Being self-involved. You have met people who always redirect the conversation toward themselves. They want to be the star! They think they are the smartest person in the room. These people come across as arrogant. They are easy to dislike.

Exhibiting bad personal habits. Have you ever had a houseguest who drank too much at a party and fell asleep on your sofa? They went home the next day. Although you never mentioned it to them, you remembered this event forever. Your other guests did, too. They talked about it among themselves. If you do something that isn’t done in polite society, it becomes one of your defining characteristics when your name comes up in conversation.

Displaying poor table manners. This is not about knowing which fork to use, although that is good to know. (Hint: Always start on the outside, working in towards the dinner plate.) It’s about basics: piling your plate high at the buffet, starting to eat at a dinner party before everyone else has been served, or talking with your mouth full. These kind of gaffes in considerate behavior deliver one message loud and clear: “You are not one of us.”

You want to be likeable. That’s how you make friends. It’s easy to know what to do and which mistakes to avoid. Be gracious. Be thoughtful. Be sincere and considerate. Be a good listener.

Establishing common ground

Assuming you are not alienating people by displaying the bad habits discussed above, then developing a connection with a stranger involves three phases: Meeting them, identifying shared interests and establishing the rationale for keeping in touch. How do you establish common ground in conversation?

Establish your value. How will they benefit from knowing you? Years ago, a local property developer who was excellent at social prospecting explained: “Everyone needs help with something.” Even if they are fabulously rich and a collector, they need someone to talk about their collection, someone who understands the terminology. As a wine fan, I take this in another direction. I know how to find stuff, often at a very reasonable price. Going wine shopping together means they will probably get some bargains. HNW individuals are rich, but most love getting a good deal. They won’t announce it publicly, but they enjoy finding them privately.

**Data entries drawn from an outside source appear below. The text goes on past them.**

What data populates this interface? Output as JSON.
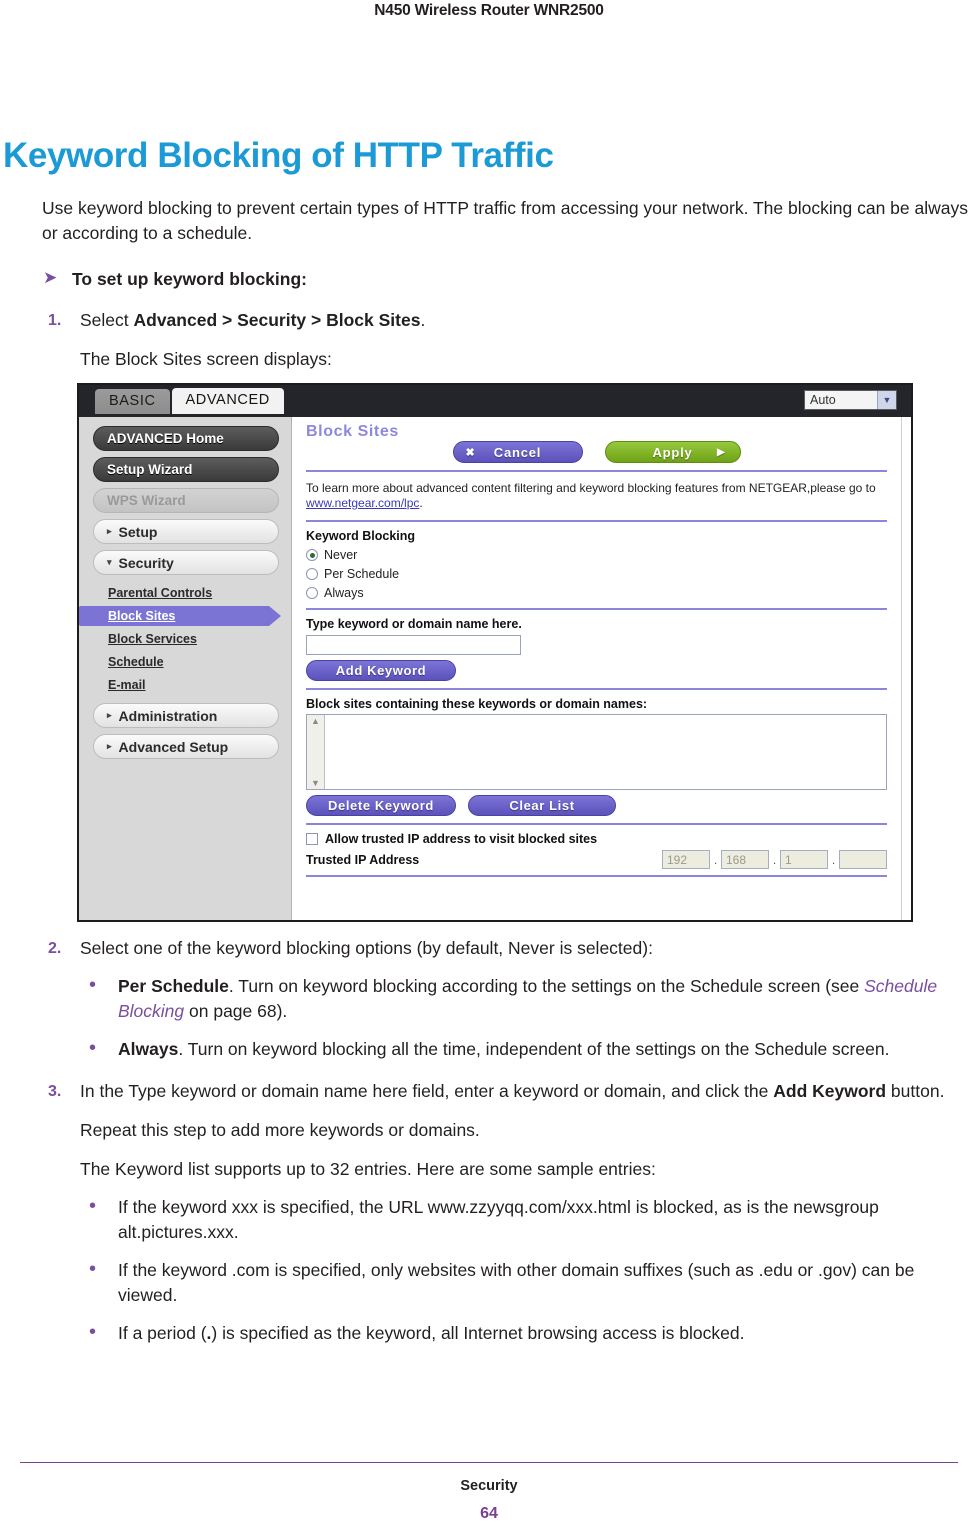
{
  "running_head": "N450 Wireless Router WNR2500",
  "page_title": "Keyword Blocking of HTTP Traffic",
  "intro": "Use keyword blocking to prevent certain types of HTTP traffic from accessing your network. The blocking can be always or according to a schedule.",
  "procedure_heading": "To set up keyword blocking:",
  "steps": {
    "s1_num": "1.",
    "s1_prefix": "Select ",
    "s1_bold": "Advanced > Security > Block Sites",
    "s1_suffix": ".",
    "s1_sub": "The Block Sites screen displays:",
    "s2_num": "2.",
    "s2_text": "Select one of the keyword blocking options (by default, Never is selected):",
    "s2_b1_bold": "Per Schedule",
    "s2_b1_text": ". Turn on keyword blocking according to the settings on the Schedule screen (see ",
    "s2_b1_link": "Schedule Blocking",
    "s2_b1_tail": " on page 68).",
    "s2_b2_bold": "Always",
    "s2_b2_text": ". Turn on keyword blocking all the time, independent of the settings on the Schedule screen.",
    "s3_num": "3.",
    "s3_pre": "In the Type keyword or domain name here field, enter a keyword or domain, and click the ",
    "s3_bold": "Add Keyword",
    "s3_post": " button.",
    "s3_sub1": "Repeat this step to add more keywords or domains.",
    "s3_sub2": "The Keyword list supports up to 32 entries. Here are some sample entries:",
    "s3_b1": "If the keyword xxx is specified, the URL www.zzyyqq.com/xxx.html is blocked, as is the newsgroup alt.pictures.xxx.",
    "s3_b2": "If the keyword .com is specified, only websites with other domain suffixes (such as .edu or .gov) can be viewed.",
    "s3_b3_pre": "If a period (",
    "s3_b3_bold": ".",
    "s3_b3_post": ") is specified as the keyword, all Internet browsing access is blocked."
  },
  "screenshot": {
    "tabs": {
      "basic": "BASIC",
      "advanced": "ADVANCED"
    },
    "language_select": {
      "value": "Auto"
    },
    "sidebar": {
      "buttons": [
        {
          "label": "ADVANCED Home",
          "style": "dark"
        },
        {
          "label": "Setup Wizard",
          "style": "dark"
        },
        {
          "label": "WPS Wizard",
          "style": "disabled"
        },
        {
          "label": "Setup",
          "style": "light",
          "tri": "▸"
        },
        {
          "label": "Security",
          "style": "light",
          "tri": "▾"
        }
      ],
      "subitems": [
        {
          "label": "Parental Controls",
          "active": false
        },
        {
          "label": "Block Sites",
          "active": true
        },
        {
          "label": "Block Services",
          "active": false
        },
        {
          "label": "Schedule",
          "active": false
        },
        {
          "label": "E-mail",
          "active": false
        }
      ],
      "buttons_tail": [
        {
          "label": "Administration",
          "style": "light",
          "tri": "▸"
        },
        {
          "label": "Advanced Setup",
          "style": "light",
          "tri": "▸"
        }
      ]
    },
    "panel": {
      "title": "Block Sites",
      "cancel_label": "Cancel",
      "apply_label": "Apply",
      "help_text": "To learn more about advanced content filtering and keyword blocking features from NETGEAR,please go to",
      "help_link": "www.netgear.com/lpc",
      "help_tail": ".",
      "keyword_blocking_label": "Keyword Blocking",
      "radios": [
        {
          "label": "Never",
          "selected": true
        },
        {
          "label": "Per Schedule",
          "selected": false
        },
        {
          "label": "Always",
          "selected": false
        }
      ],
      "type_keyword_label": "Type keyword or domain name here.",
      "keyword_input_value": "",
      "add_keyword_label": "Add Keyword",
      "list_label": "Block sites containing these keywords or domain names:",
      "delete_keyword_label": "Delete Keyword",
      "clear_list_label": "Clear List",
      "allow_trusted_label": "Allow trusted IP address to visit blocked sites",
      "trusted_ip_label": "Trusted IP Address",
      "trusted_ip_octets": [
        "192",
        "168",
        "1",
        ""
      ]
    }
  },
  "footer": {
    "chapter": "Security",
    "page": "64"
  },
  "colors": {
    "title_blue": "#1b9ad6",
    "accent_purple": "#7a4e9e",
    "ui_purple": "#7b74d4",
    "apply_green": "#6fa216"
  }
}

Allow time to balance the relationship. Wealthy people love to be cultivated. They get taken out to lunch or dinner. They get invitations to exclusive events. People make them feel important. You might feel you are doing the giving and someone is doing the taking, but this should eventually even out as they get comfortable with you. Generally speaking, if you go out to dinner with them, they split the bill. There are exceptions.


Find friends in common. Your chances of being accepted increase when you know some of the same people. They reach out to them, quiz them about you and make the decision if they will proceed further. Wealthy people continue to make new friends. Naming a few people you both know sounds like name-dropping (which it is) but if done when the moment is right, it delivers the message you travel in the same circles.


Commit to a cause. Very often, you are building new relationships by meeting people through nonprofit events. Some people are involved to see and be seen. They are seeking to raise their public profile, too. Others are attending because the cause is very important to them. Wealthy older people often fit into this category. If you genuinely share the same passion, this can accelerate the development of a friendship.

If you are out and about in your community and pursuing your genuine interests, you will have opportunities to meet your next great client. Be sincere and friendly. You don’t have to force it. When the right prospect crosses your path, you will be doing everything right, as you always do. It will happen.

Written By Bryce Sanders 2023 – president of Perceptive Business Solutions Inc.